Jun 8, 2010
Study finds food-safety errors common in restaurants
A study involving video surveillance of food service workers showed that food safety errors were more frequent than expected but also that education efforts reduced them. In the study, published in the Journal of Food Protection, video cameras were used to observe 47 food handlers in eight food service operations, and food safety "infosheets" were provided weekly to workers for 7 weeks. The investigators found that the average kitchen worker committed about one food cross-contamination error per hour and that mistakes were more frequent during busier times, according to a North Carolina State University news release. "We found a lot more risky practices than we expected," first author Benjamin J. Chapman commented in the release. But the researchers also found that use of the infosheets led to a significant 19.6% reduction in indirect cross-contamination errors and a significant 6.7% increase in handwashing.
Jun 8 NCSU news release
Jun Journal of Food Protection abstract
Study: Pneumococcal vaccine doesn't prevent repeat infections

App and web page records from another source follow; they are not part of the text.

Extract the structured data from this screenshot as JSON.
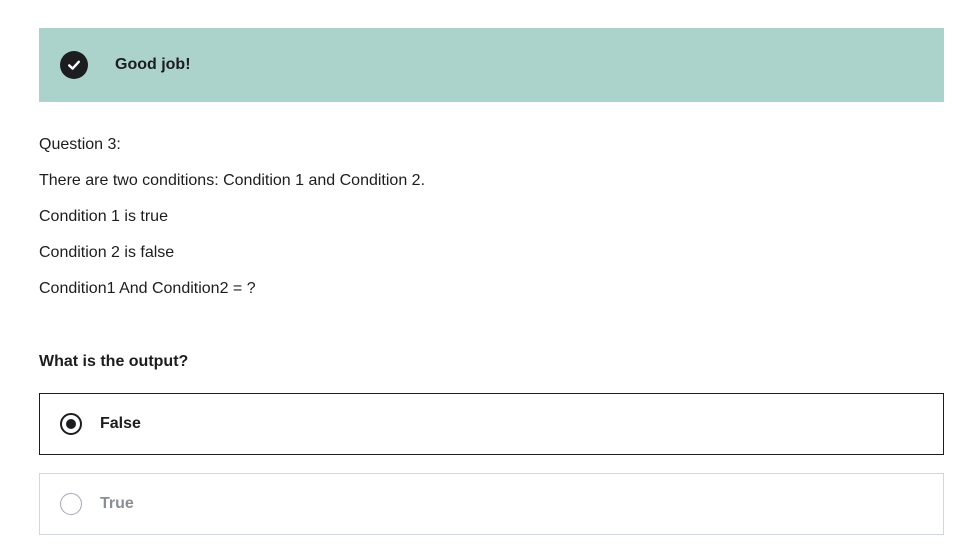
{
  "feedback": {
    "icon": "check-circle-icon",
    "message": "Good job!",
    "background_color": "#acd2cc"
  },
  "question": {
    "lines": [
      "Question 3:",
      "There are two conditions: Condition 1 and Condition 2.",
      "Condition 1 is true",
      "Condition 2 is false",
      "Condition1 And Condition2 = ?"
    ],
    "prompt": "What is the output?"
  },
  "answers": [
    {
      "label": "False",
      "selected": true
    },
    {
      "label": "True",
      "selected": false
    }
  ]
}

A Canadian study suggests that, for elderly people who have been hospitalized for community-acquired pneumonia (CAP), the 23-valent pneumococcal polysaccharide vaccine (PPV) is ineffective in preventing repeat bouts of pneumonia. Canadian national guidelines recommend the vaccine for all elderly people and others at increased risk for CAP. The study, published in the Jul 1 issue of Clinical Infectious Diseases, focused on 2,950 patients, most of them elderly, who were hospitalized in Edmonton for CAP. A third of the patients had received PPV previously or were vaccinated before they were discharged. The patients were followed for 3.8 years, during which 1,626 (55%) died or were hospitalized again for potentially vaccine-preventable infections. After adjusting for confounding variables, the researchers found that the risk of death or reinfection was not significantly lower for the vaccinated patients than for those who were not vaccinated (hazard ratio, 0.91; 95% confidence interval, 0.79 to 1.04; P=.17). "Better pneumococcal vaccination strategies are urgently needed," the authors conclude.
Clinical Infectious Diseases abstract
Polio vaccination efforts target Afghan kids
As part of a response to a polio outbreak in Tajikistan, the World Health Organization (WHO) recently vaccinated more than 1.2 million children in neighboring Afghanistan against polio, the United Nations (UN) said yesterday in a press release. As of Jun 5, the WHO had received 200 reports of polio cases in Tajikistan, most of them near the Afghan border. Officials are hoping to prevent infections in Afghanistan's Badakhshan region, which has been free of polio for the past decade, the UN said. To help reach as many children in Afghanistan as possible, the WHO set up immunization posts at border crossings between the two countries, conducted house-to-house visits, offered mobile clinics, and installed teams at area hospitals.
Jun 7 United Nations press release
WHO confirms fatal Chinese H5N1 case
The WHO today confirmed the illness and death of a 22-year-old Chinese woman from H5N1 avian influenza. The country's health ministry had announced the case—China's first this year—on Jun 4. The woman, who was from Hubei province in central China, got sick in May 23 and died on Jun 3, the WHO said. Investigators found that she had been exposed to sick and dead poultry. Health authorities are monitoring her close contacts, and so far none have shown any symptoms. Today's WHO confirmation raises China's H5N1 case total to 39, of which 26 were fatal.
Jun 8 WHO statement